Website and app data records
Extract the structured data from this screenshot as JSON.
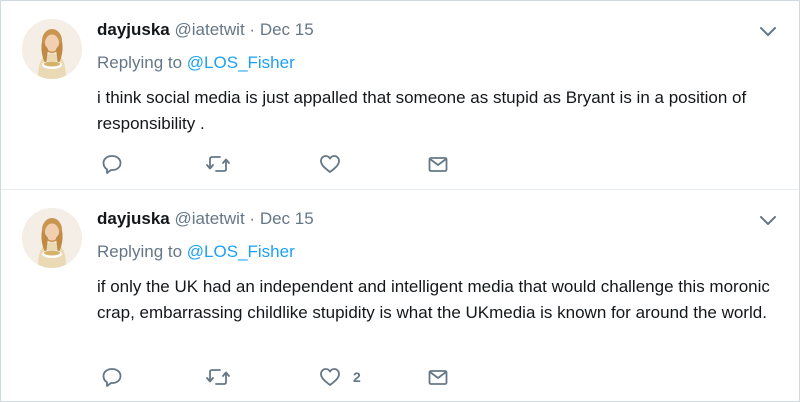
{
  "tweets": [
    {
      "author_name": "dayjuska",
      "handle": "@iatetwit",
      "separator": "·",
      "date": "Dec 15",
      "replying_prefix": "Replying to",
      "replying_to": "@LOS_Fisher",
      "text": "i think social media is just appalled that someone as stupid as Bryant is in a position of responsibility .",
      "like_count": "",
      "icons": {
        "reply": "reply-icon",
        "retweet": "retweet-icon",
        "like": "heart-icon",
        "message": "envelope-icon",
        "menu": "chevron-down-icon"
      }
    },
    {
      "author_name": "dayjuska",
      "handle": "@iatetwit",
      "separator": "·",
      "date": "Dec 15",
      "replying_prefix": "Replying to",
      "replying_to": "@LOS_Fisher",
      "text": "if only the UK had an independent and intelligent media that would challenge this moronic crap, embarrassing childlike stupidity is what the UKmedia is known for around the world.",
      "like_count": "2",
      "icons": {
        "reply": "reply-icon",
        "retweet": "retweet-icon",
        "like": "heart-icon",
        "message": "envelope-icon",
        "menu": "chevron-down-icon"
      }
    }
  ],
  "colors": {
    "text": "#14171a",
    "secondary": "#657786",
    "link": "#1da1f2",
    "border": "#e6ecf0"
  }
}
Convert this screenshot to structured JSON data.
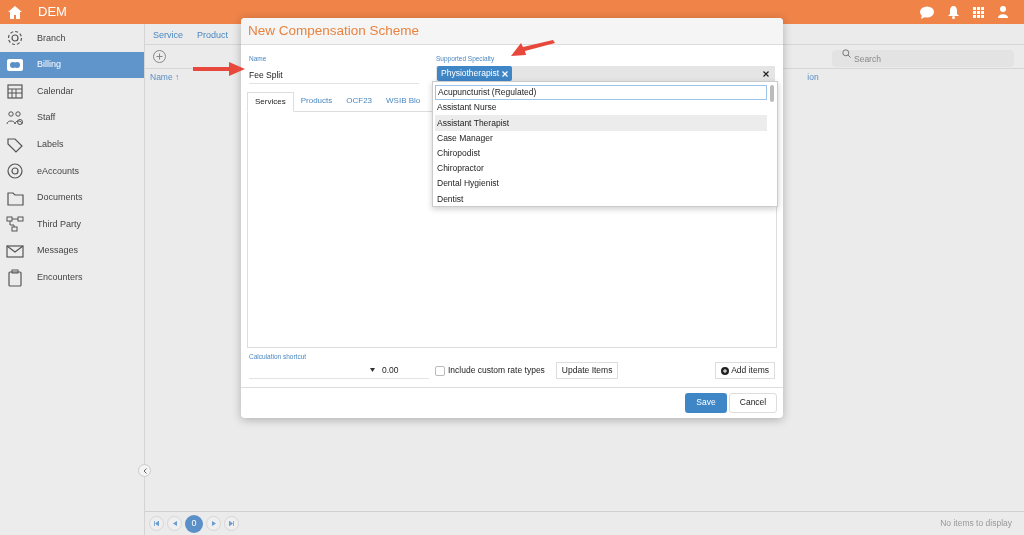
{
  "app_bar": {
    "title": "DEM"
  },
  "sidebar": {
    "items": [
      {
        "label": "Branch",
        "selected": false
      },
      {
        "label": "Billing",
        "selected": true
      },
      {
        "label": "Calendar",
        "selected": false
      },
      {
        "label": "Staff",
        "selected": false
      },
      {
        "label": "Labels",
        "selected": false
      },
      {
        "label": "eAccounts",
        "selected": false
      },
      {
        "label": "Documents",
        "selected": false
      },
      {
        "label": "Third Party",
        "selected": false
      },
      {
        "label": "Messages",
        "selected": false
      },
      {
        "label": "Encounters",
        "selected": false
      }
    ]
  },
  "background_tabs": [
    "Service",
    "Product"
  ],
  "background_table": {
    "columns": [
      "Name ↑",
      "ion"
    ],
    "search": {
      "placeholder": "Search"
    },
    "pager": {
      "page": "0",
      "status": "No items to display"
    }
  },
  "dialog": {
    "title": "New Compensation Scheme",
    "name": {
      "label": "Name",
      "value": "Fee Split"
    },
    "specialty": {
      "label": "Supported Specialty",
      "tags": [
        "Physiotherapist"
      ],
      "options": [
        {
          "label": "Acupuncturist (Regulated)",
          "focused": true,
          "hovered": false
        },
        {
          "label": "Assistant Nurse",
          "focused": false,
          "hovered": false
        },
        {
          "label": "Assistant Therapist",
          "focused": false,
          "hovered": true
        },
        {
          "label": "Case Manager",
          "focused": false,
          "hovered": false
        },
        {
          "label": "Chiropodist",
          "focused": false,
          "hovered": false
        },
        {
          "label": "Chiropractor",
          "focused": false,
          "hovered": false
        },
        {
          "label": "Dental Hygienist",
          "focused": false,
          "hovered": false
        },
        {
          "label": "Dentist",
          "focused": false,
          "hovered": false
        }
      ]
    },
    "tabs": [
      {
        "label": "Services",
        "selected": true
      },
      {
        "label": "Products",
        "selected": false
      },
      {
        "label": "OCF23",
        "selected": false
      },
      {
        "label": "WSIB Blo",
        "selected": false
      }
    ],
    "shortcut": {
      "label": "Calculation shortcut",
      "amount": "0.00"
    },
    "include_custom": {
      "label": "Include custom rate types",
      "checked": false
    },
    "update_button": "Update Items",
    "add_button": "Add items",
    "buttons": [
      "Save",
      "Cancel"
    ]
  }
}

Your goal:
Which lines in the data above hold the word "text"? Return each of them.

Your response:
      "text": "i think social media is just appalled that someone as stupid as Bryant is in a position of responsibility .",
      "text": "if only the UK had an independent and intelligent media that would challenge this moronic crap, embarrassing childlike stupidity is what the UKmedia is known for around the world.",
    "text": "#14171a",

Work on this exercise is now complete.